An autoclave machine uses steam heat to sterilize goods like syringes, needles, or other instruments. Sterilization ensures that goods are not a risk for microbial contamination in an environment such as a laboratory, hospital operating room, or food production facility. Load materials evenly to facilitate effective steam penetration when loading materials into an autoclave. Only place liquids inside the chamber if designated for use in a specific cycle.
Lab autoclave machines are designed to sterilize and disinfect medical instruments and other types of biohazardous waste. Autoclaves use pressurized steam to kill bacteria and viruses and denature proteins, unlike other decontamination methods such as dry heat, ultraviolet or ionizing radiation, and liquid, gas, or vapor disinfection. The steam temperature used in the autoclave chamber is crucial for ensuring that all parts of the items are adequately sterilized. The temperature must be a minimum of 121degC to ensure that all microorganisms and spores are killed. In addition, the amount of time an item is exposed to the steam and temperature must be determined based on the type of item and how it is packaged for sterilization. Metal, rubber, plastic, and items with lumens all need different steam exposure lengths. Combining these four parameters (pressure, temperature, time) is the primary principle that makes an autoclave a successful and reliable method for sterilization. An autoclave can consistently and effectively treat any object or material by controlling these parameters systematically.

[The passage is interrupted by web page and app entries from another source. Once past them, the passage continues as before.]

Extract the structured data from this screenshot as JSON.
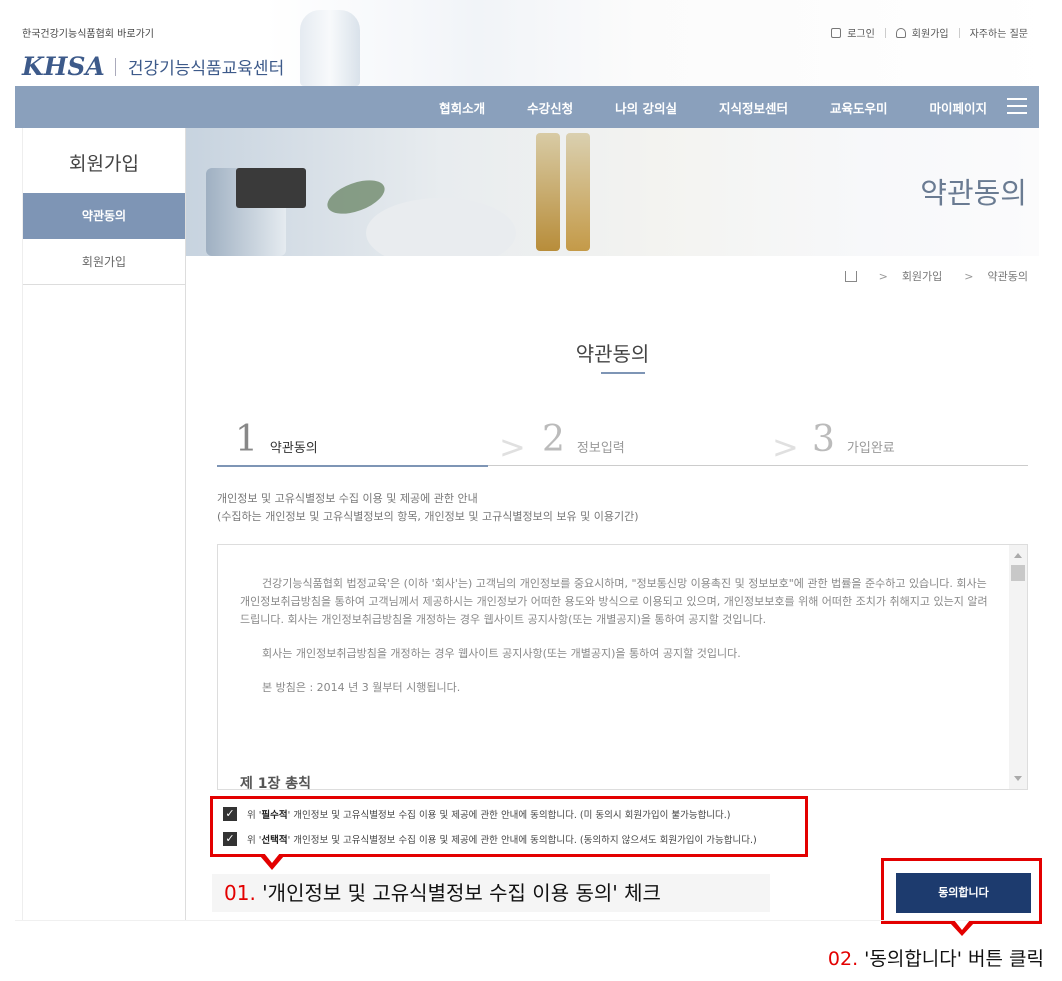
{
  "header": {
    "kfa_link": "한국건강기능식품협회 바로가기",
    "logo_mark": "KHSA",
    "logo_text": "건강기능식품교육센터",
    "util_links": [
      "로그인",
      "회원가입",
      "자주하는 질문"
    ]
  },
  "nav": {
    "items": [
      "협회소개",
      "수강신청",
      "나의 강의실",
      "지식정보센터",
      "교육도우미",
      "마이페이지"
    ]
  },
  "sidebar": {
    "title": "회원가입",
    "items": [
      {
        "label": "약관동의",
        "active": true
      },
      {
        "label": "회원가입",
        "active": false
      }
    ]
  },
  "banner": {
    "title": "약관동의"
  },
  "breadcrumb": [
    "회원가입",
    "약관동의"
  ],
  "page": {
    "heading": "약관동의"
  },
  "steps": [
    {
      "num": "1",
      "label": "약관동의",
      "active": true
    },
    {
      "num": "2",
      "label": "정보입력",
      "active": false
    },
    {
      "num": "3",
      "label": "가입완료",
      "active": false
    }
  ],
  "notice": {
    "line1": "개인정보 및 고유식별정보 수집 이용 및 제공에 관한 안내",
    "line2": "(수집하는 개인정보 및 고유식별정보의 항목, 개인정보 및 고규식별정보의 보유 및 이용기간)"
  },
  "terms": {
    "p1": "건강기능식품협회 법정교육'은 (이하 '회사'는) 고객님의 개인정보를 중요시하며, \"정보통신망 이용촉진 및 정보보호\"에 관한 법률을 준수하고 있습니다. 회사는 개인정보취급방침을 통하여 고객님께서 제공하시는 개인정보가 어떠한 용도와 방식으로 이용되고 있으며, 개인정보보호를 위해 어떠한 조치가 취해지고 있는지 알려드립니다. 회사는 개인정보취급방침을 개정하는 경우 웹사이트 공지사항(또는 개별공지)을 통하여 공지할 것입니다.",
    "p2": "회사는 개인정보취급방침을 개정하는 경우 웹사이트 공지사항(또는 개별공지)을 통하여 공지할 것입니다.",
    "p3": "본 방침은 : 2014 년 3 월부터 시행됩니다.",
    "chapter": "제 1장 총칙"
  },
  "checks": {
    "c1_pre": "위 '",
    "c1_bold": "필수적",
    "c1_post": "' 개인정보 및 고유식별정보 수집 이용 및 제공에 관한 안내에 동의합니다. (미 동의시 회원가입이 불가능합니다.)",
    "c2_pre": "위 '",
    "c2_bold": "선택적",
    "c2_post": "' 개인정보 및 고유식별정보 수집 이용 및 제공에 관한 안내에 동의합니다. (동의하지 않으셔도 회원가입이 가능합니다.)",
    "mark": "✓"
  },
  "annotations": {
    "a1_num": "01.",
    "a1_text": " '개인정보 및 고유식별정보 수집 이용 동의' 체크",
    "a2_num": "02.",
    "a2_text": " '동의합니다' 버튼 클릭"
  },
  "agree_button": "동의합니다",
  "colors": {
    "nav": "#8aa0bc",
    "sidebar_active": "#7e95b5",
    "button": "#1d3b6e",
    "highlight": "#e30000"
  }
}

An autoclave nail salon machine is a high-pressure, steam-sterilizing device that uses heat and pressure to kill bacteria and viruses. They are used in hospitals, medical clinics, laboratories, and other places that need to ensure the sterility of equipment. They heat water to a boiling point, creating steam inside a sealed chamber. Afterward, a thermostatic valve releases air inside the room while it closes to pressurize it. The temperature and pressure within the chamber are then increased to a desired set point for the specified duration. Once the cycle is complete, the exhaust valve opens, and steam is removed from the chamber to allow the items to be retrieved.
Autoclaves use steam heat to kill bacteria, viruses, and other microbial life on objects. This process can help prevent infection and is essential in hospital wards, medical facilities, laboratories, and sensitive environments. The time taken to complete an autoclave cycle depends on the type and amount of material and the temperature. Generally, 121 degrees Celsius at 15 pounds per square inch (psi) for a minimum of 30 minutes is recommended. Additional time is required for items requiring higher sterility levels, such as wrapped tools. The time and temperature requirements may differ from item to item, so you should check with the instrument manufacturers for guidance. Sterilization cycles are pre-set by the manufacturer based on load configuration and materials. Some autoclaves have automatic controls that reduce the amount of user input. Others connect to the cloud to record cycle data and remotely monitor the sterilization progress of goods in real-time. This can reduce the overall cost of ownership.
The operation of an autoclave machine is a hazard that requires careful supervision. Ensure that the operator wears suitable PPE. A steam pressure control valve regulates the temperature and pressure inside an autoclave chamber. When the cycle is complete, the pressure and temperature return to normal. It is essential to select the correct process for the items you are sterilizing and use heat-sensitive sterilization indicator tape if required. This will ensure you sterilize the items correctly and to the appropriate standard. It is also essential to keep the chamber door closed and latched when using an autoclave machine. This will prevent heat burns and steam burns from occurring.